╭─ Record set

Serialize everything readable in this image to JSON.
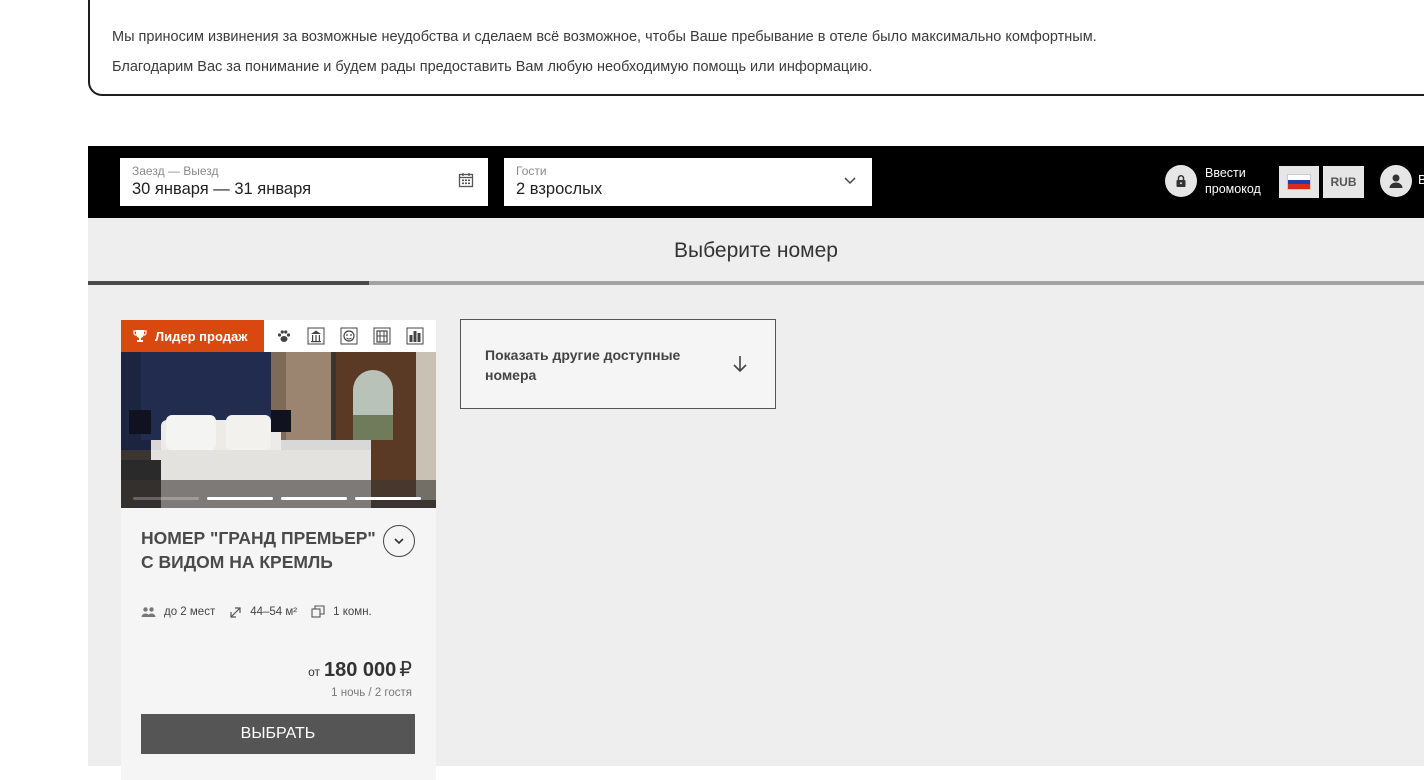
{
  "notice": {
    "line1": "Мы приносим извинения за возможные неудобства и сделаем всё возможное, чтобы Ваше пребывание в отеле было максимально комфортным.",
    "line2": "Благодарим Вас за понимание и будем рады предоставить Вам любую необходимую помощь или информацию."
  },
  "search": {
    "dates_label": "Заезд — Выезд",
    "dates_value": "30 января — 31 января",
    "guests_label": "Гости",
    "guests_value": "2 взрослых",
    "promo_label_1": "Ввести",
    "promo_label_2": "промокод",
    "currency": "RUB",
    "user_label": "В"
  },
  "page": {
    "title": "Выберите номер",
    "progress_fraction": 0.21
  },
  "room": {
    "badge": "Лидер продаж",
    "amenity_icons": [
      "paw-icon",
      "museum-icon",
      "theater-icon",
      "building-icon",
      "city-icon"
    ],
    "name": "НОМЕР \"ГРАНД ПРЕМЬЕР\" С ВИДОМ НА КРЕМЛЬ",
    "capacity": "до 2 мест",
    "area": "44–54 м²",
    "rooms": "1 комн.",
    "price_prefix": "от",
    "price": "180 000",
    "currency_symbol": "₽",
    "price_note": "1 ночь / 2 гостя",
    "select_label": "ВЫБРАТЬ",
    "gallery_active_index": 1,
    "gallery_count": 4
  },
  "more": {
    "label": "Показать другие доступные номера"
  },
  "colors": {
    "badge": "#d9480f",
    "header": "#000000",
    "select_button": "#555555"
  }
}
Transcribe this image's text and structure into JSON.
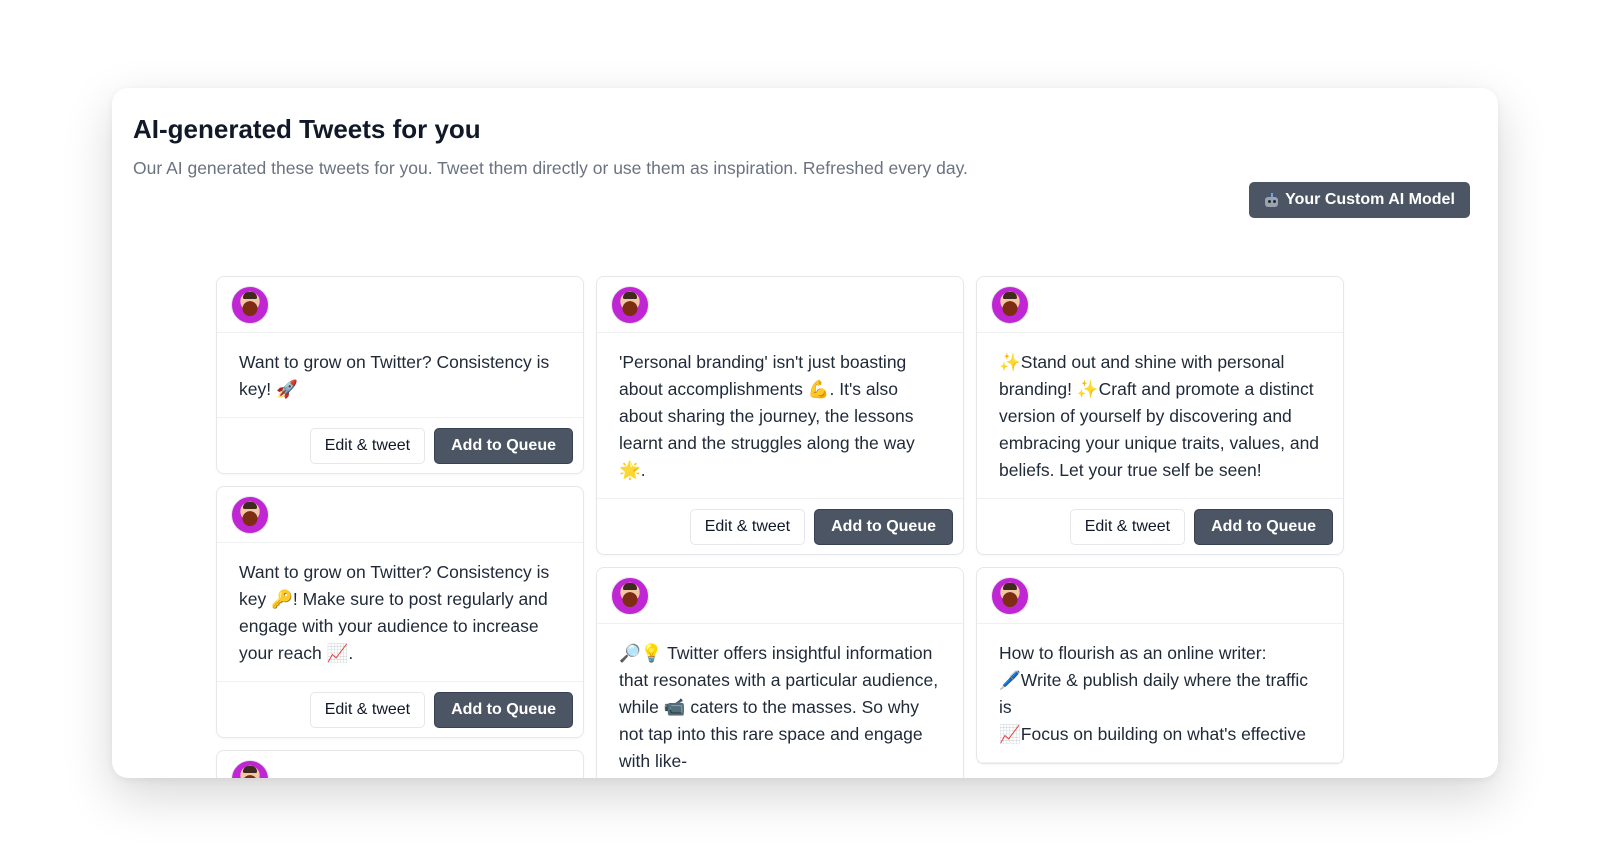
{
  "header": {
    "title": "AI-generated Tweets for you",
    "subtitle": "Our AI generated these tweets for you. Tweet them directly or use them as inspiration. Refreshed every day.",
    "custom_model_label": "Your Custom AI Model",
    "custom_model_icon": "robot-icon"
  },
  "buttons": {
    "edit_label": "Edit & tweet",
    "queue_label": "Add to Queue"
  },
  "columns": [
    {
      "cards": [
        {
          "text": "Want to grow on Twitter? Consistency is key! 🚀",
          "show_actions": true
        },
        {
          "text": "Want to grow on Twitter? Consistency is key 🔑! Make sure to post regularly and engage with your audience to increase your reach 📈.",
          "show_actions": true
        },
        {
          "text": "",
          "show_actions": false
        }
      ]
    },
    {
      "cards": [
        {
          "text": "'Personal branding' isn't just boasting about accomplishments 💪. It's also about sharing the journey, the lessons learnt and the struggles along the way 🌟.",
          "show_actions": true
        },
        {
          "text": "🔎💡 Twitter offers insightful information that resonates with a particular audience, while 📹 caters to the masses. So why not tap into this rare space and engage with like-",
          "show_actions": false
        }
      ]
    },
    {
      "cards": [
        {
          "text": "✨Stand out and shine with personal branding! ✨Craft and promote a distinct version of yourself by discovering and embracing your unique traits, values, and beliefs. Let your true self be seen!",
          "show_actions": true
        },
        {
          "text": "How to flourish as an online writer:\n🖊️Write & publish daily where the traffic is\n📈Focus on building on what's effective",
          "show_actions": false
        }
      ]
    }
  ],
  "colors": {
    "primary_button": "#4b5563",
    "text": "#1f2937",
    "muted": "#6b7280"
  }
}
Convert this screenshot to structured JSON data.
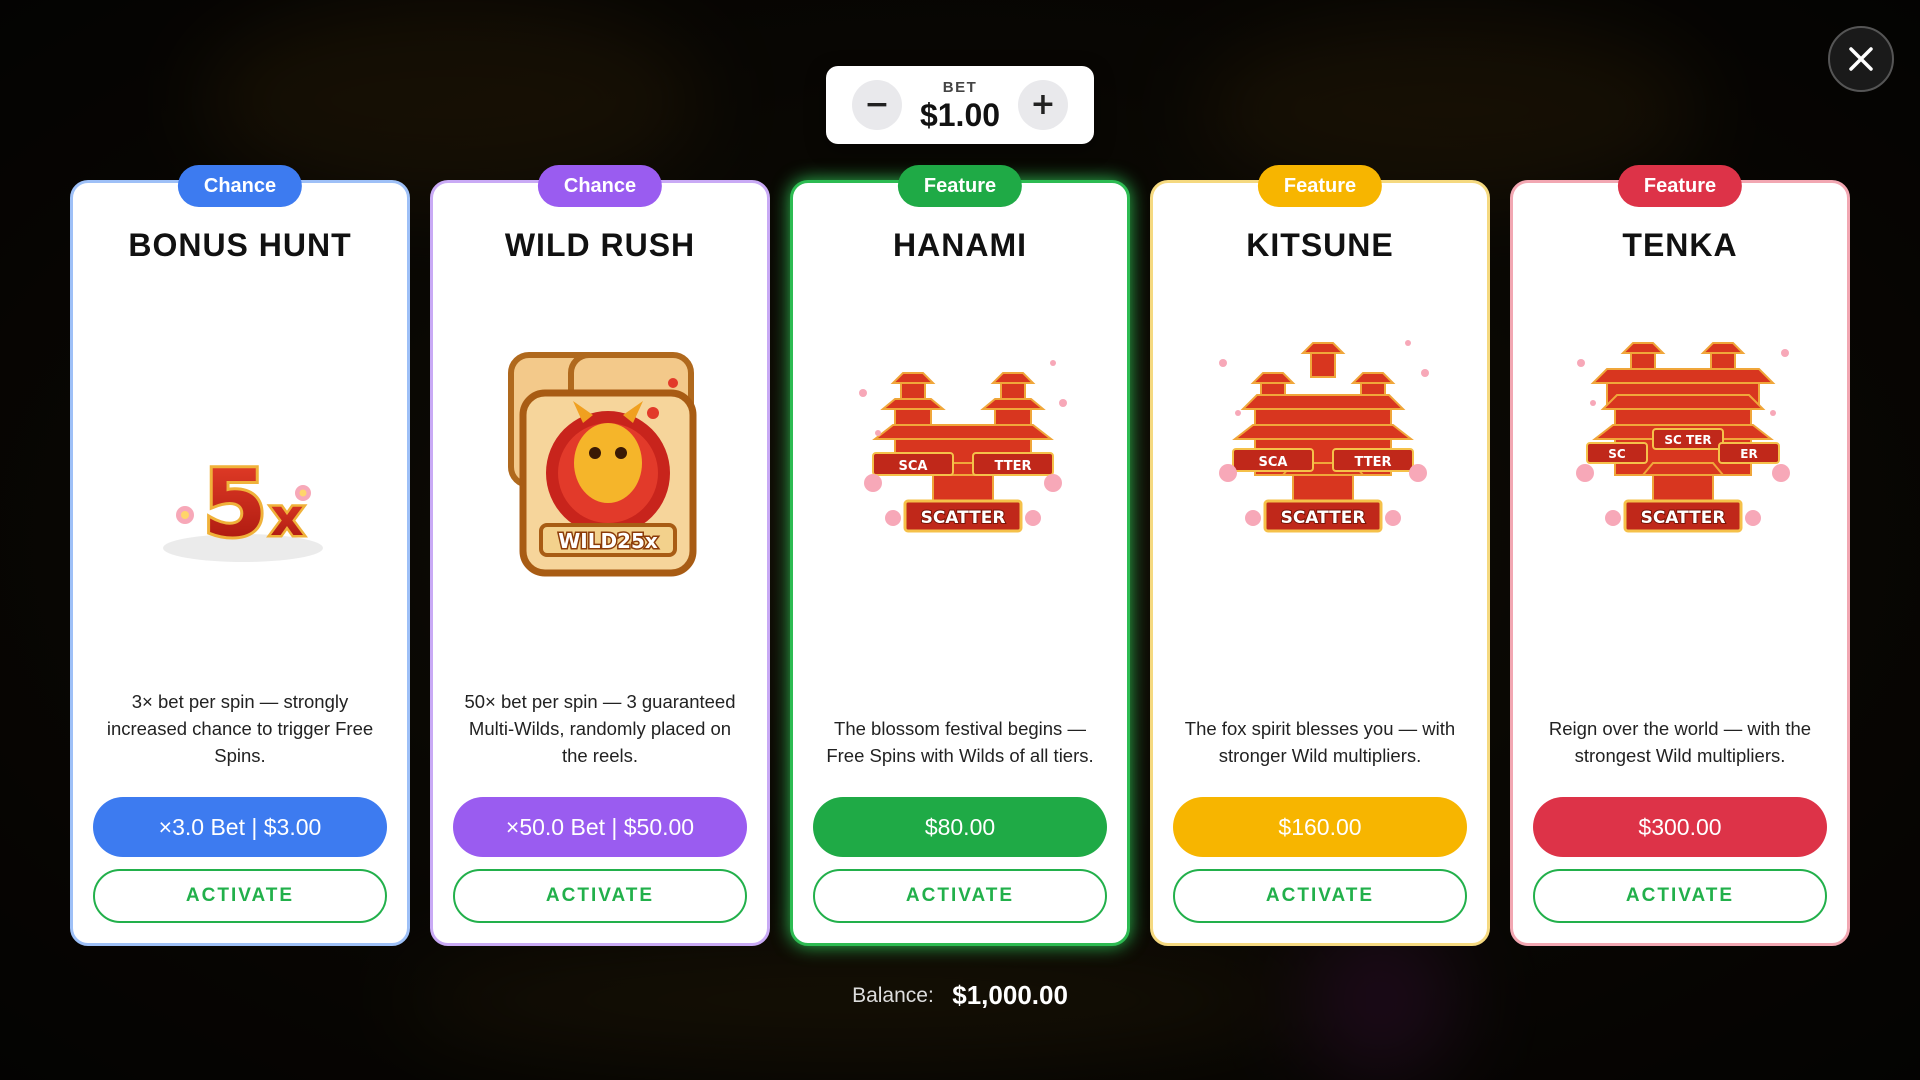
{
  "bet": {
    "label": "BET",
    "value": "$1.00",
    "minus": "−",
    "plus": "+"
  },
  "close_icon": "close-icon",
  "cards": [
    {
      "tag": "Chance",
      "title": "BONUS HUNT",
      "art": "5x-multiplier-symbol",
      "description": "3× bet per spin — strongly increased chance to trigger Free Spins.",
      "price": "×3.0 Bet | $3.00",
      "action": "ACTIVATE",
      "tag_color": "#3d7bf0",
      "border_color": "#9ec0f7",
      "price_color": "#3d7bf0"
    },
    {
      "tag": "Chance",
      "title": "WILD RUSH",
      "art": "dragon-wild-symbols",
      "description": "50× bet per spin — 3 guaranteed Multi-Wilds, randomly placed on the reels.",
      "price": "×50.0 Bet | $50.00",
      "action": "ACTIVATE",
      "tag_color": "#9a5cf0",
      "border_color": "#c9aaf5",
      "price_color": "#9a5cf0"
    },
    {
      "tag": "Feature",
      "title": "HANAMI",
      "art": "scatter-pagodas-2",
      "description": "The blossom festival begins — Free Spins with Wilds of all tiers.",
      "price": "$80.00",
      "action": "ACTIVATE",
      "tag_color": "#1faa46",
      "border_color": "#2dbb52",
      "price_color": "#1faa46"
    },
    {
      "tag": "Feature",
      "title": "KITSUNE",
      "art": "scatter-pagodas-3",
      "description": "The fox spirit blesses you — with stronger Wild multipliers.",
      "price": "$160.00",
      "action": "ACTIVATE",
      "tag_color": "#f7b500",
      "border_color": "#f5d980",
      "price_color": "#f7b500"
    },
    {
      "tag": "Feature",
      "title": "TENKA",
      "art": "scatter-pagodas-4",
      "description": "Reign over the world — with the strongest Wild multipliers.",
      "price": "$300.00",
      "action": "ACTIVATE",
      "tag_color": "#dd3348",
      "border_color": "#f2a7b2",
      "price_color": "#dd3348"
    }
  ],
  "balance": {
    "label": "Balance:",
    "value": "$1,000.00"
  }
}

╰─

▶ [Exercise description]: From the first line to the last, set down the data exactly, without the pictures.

▶ [Output of the exercise]:
Serialize everything readable in this image to JSON.
{
  "notice": {
    "line1": "Мы приносим извинения за возможные неудобства и сделаем всё возможное, чтобы Ваше пребывание в отеле было максимально комфортным.",
    "line2": "Благодарим Вас за понимание и будем рады предоставить Вам любую необходимую помощь или информацию."
  },
  "search": {
    "dates_label": "Заезд — Выезд",
    "dates_value": "30 января — 31 января",
    "guests_label": "Гости",
    "guests_value": "2 взрослых",
    "promo_label_1": "Ввести",
    "promo_label_2": "промокод",
    "currency": "RUB",
    "user_label": "В"
  },
  "page": {
    "title": "Выберите номер",
    "progress_fraction": 0.21
  },
  "room": {
    "badge": "Лидер продаж",
    "amenity_icons": [
      "paw-icon",
      "museum-icon",
      "theater-icon",
      "building-icon",
      "city-icon"
    ],
    "name": "НОМЕР \"ГРАНД ПРЕМЬЕР\" С ВИДОМ НА КРЕМЛЬ",
    "capacity": "до 2 мест",
    "area": "44–54 м²",
    "rooms": "1 комн.",
    "price_prefix": "от",
    "price": "180 000",
    "currency_symbol": "₽",
    "price_note": "1 ночь / 2 гостя",
    "select_label": "ВЫБРАТЬ",
    "gallery_active_index": 1,
    "gallery_count": 4
  },
  "more": {
    "label": "Показать другие доступные номера"
  },
  "colors": {
    "badge": "#d9480f",
    "header": "#000000",
    "select_button": "#555555"
  }
}
Transcribe this image's text and structure into JSON.
{
  "header": {
    "title": "AI-generated Tweets for you",
    "subtitle": "Our AI generated these tweets for you. Tweet them directly or use them as inspiration. Refreshed every day.",
    "custom_model_label": "Your Custom AI Model",
    "custom_model_icon": "robot-icon"
  },
  "buttons": {
    "edit_label": "Edit & tweet",
    "queue_label": "Add to Queue"
  },
  "columns": [
    {
      "cards": [
        {
          "text": "Want to grow on Twitter? Consistency is key! 🚀",
          "show_actions": true
        },
        {
          "text": "Want to grow on Twitter? Consistency is key 🔑! Make sure to post regularly and engage with your audience to increase your reach 📈.",
          "show_actions": true
        },
        {
          "text": "",
          "show_actions": false
        }
      ]
    },
    {
      "cards": [
        {
          "text": "'Personal branding' isn't just boasting about accomplishments 💪. It's also about sharing the journey, the lessons learnt and the struggles along the way 🌟.",
          "show_actions": true
        },
        {
          "text": "🔎💡 Twitter offers insightful information that resonates with a particular audience, while 📹 caters to the masses. So why not tap into this rare space and engage with like-",
          "show_actions": false
        }
      ]
    },
    {
      "cards": [
        {
          "text": "✨Stand out and shine with personal branding! ✨Craft and promote a distinct version of yourself by discovering and embracing your unique traits, values, and beliefs. Let your true self be seen!",
          "show_actions": true
        },
        {
          "text": "How to flourish as an online writer:\n🖊️Write & publish daily where the traffic is\n📈Focus on building on what's effective",
          "show_actions": false
        }
      ]
    }
  ],
  "colors": {
    "primary_button": "#4b5563",
    "text": "#1f2937",
    "muted": "#6b7280"
  }
}
Convert this screenshot to structured JSON data.
{
  "bet": {
    "label": "BET",
    "value": "$1.00",
    "minus": "−",
    "plus": "+"
  },
  "close_icon": "close-icon",
  "cards": [
    {
      "tag": "Chance",
      "title": "BONUS HUNT",
      "art": "5x-multiplier-symbol",
      "description": "3× bet per spin — strongly increased chance to trigger Free Spins.",
      "price": "×3.0 Bet | $3.00",
      "action": "ACTIVATE",
      "tag_color": "#3d7bf0",
      "border_color": "#9ec0f7",
      "price_color": "#3d7bf0"
    },
    {
      "tag": "Chance",
      "title": "WILD RUSH",
      "art": "dragon-wild-symbols",
      "description": "50× bet per spin — 3 guaranteed Multi-Wilds, randomly placed on the reels.",
      "price": "×50.0 Bet | $50.00",
      "action": "ACTIVATE",
      "tag_color": "#9a5cf0",
      "border_color": "#c9aaf5",
      "price_color": "#9a5cf0"
    },
    {
      "tag": "Feature",
      "title": "HANAMI",
      "art": "scatter-pagodas-2",
      "description": "The blossom festival begins — Free Spins with Wilds of all tiers.",
      "price": "$80.00",
      "action": "ACTIVATE",
      "tag_color": "#1faa46",
      "border_color": "#2dbb52",
      "price_color": "#1faa46"
    },
    {
      "tag": "Feature",
      "title": "KITSUNE",
      "art": "scatter-pagodas-3",
      "description": "The fox spirit blesses you — with stronger Wild multipliers.",
      "price": "$160.00",
      "action": "ACTIVATE",
      "tag_color": "#f7b500",
      "border_color": "#f5d980",
      "price_color": "#f7b500"
    },
    {
      "tag": "Feature",
      "title": "TENKA",
      "art": "scatter-pagodas-4",
      "description": "Reign over the world — with the strongest Wild multipliers.",
      "price": "$300.00",
      "action": "ACTIVATE",
      "tag_color": "#dd3348",
      "border_color": "#f2a7b2",
      "price_color": "#dd3348"
    }
  ],
  "balance": {
    "label": "Balance:",
    "value": "$1,000.00"
  }
}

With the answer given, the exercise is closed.